Data section:
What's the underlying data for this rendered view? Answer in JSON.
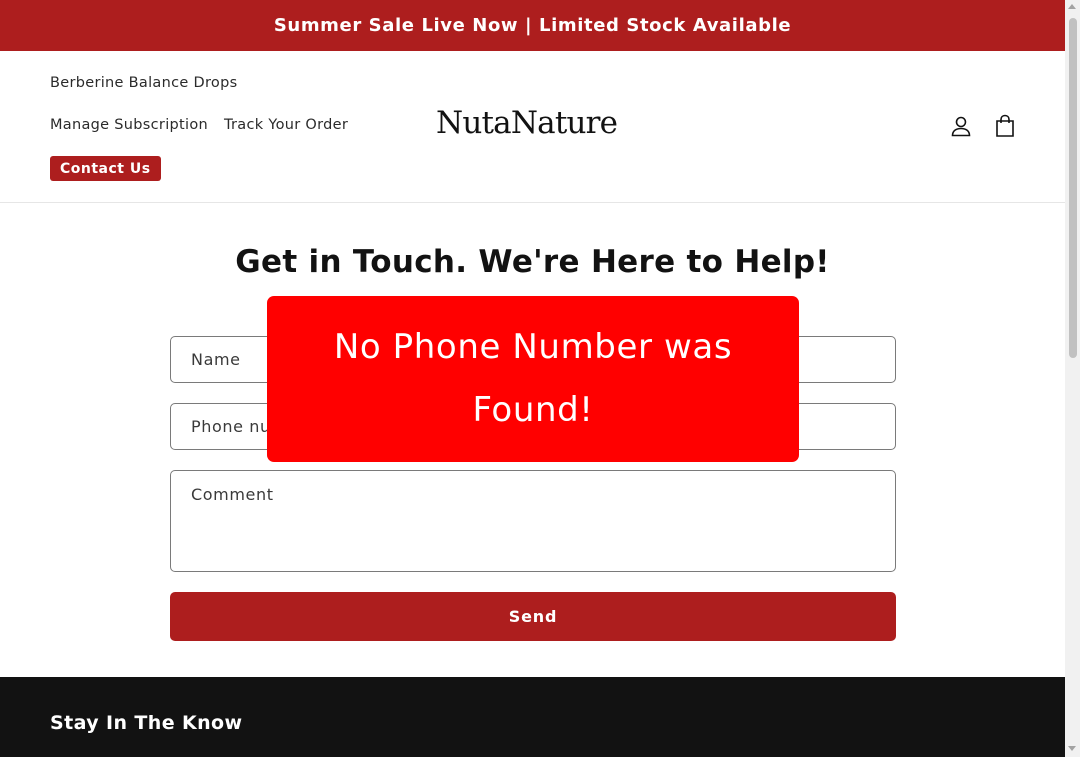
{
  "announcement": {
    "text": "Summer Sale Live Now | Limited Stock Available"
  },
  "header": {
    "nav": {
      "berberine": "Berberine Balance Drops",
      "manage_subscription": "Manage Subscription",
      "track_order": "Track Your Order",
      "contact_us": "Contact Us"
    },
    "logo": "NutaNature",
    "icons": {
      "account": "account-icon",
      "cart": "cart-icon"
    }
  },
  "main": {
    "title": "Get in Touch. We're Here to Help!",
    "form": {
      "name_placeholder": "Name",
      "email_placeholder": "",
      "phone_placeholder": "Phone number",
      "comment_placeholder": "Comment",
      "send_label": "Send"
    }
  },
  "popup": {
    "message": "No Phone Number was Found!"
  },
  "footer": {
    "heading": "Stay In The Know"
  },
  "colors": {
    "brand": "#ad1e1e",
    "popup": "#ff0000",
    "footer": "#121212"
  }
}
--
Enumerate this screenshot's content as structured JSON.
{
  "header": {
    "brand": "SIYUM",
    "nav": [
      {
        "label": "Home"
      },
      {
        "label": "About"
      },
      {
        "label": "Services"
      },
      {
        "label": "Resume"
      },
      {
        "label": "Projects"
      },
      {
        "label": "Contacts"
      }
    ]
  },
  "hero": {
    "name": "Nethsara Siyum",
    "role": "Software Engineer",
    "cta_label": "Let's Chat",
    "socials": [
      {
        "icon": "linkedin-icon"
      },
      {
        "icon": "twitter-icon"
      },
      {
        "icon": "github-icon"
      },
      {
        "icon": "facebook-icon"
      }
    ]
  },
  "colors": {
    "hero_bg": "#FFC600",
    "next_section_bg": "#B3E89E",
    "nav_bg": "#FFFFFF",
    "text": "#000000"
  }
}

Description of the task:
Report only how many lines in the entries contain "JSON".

Written answer:
2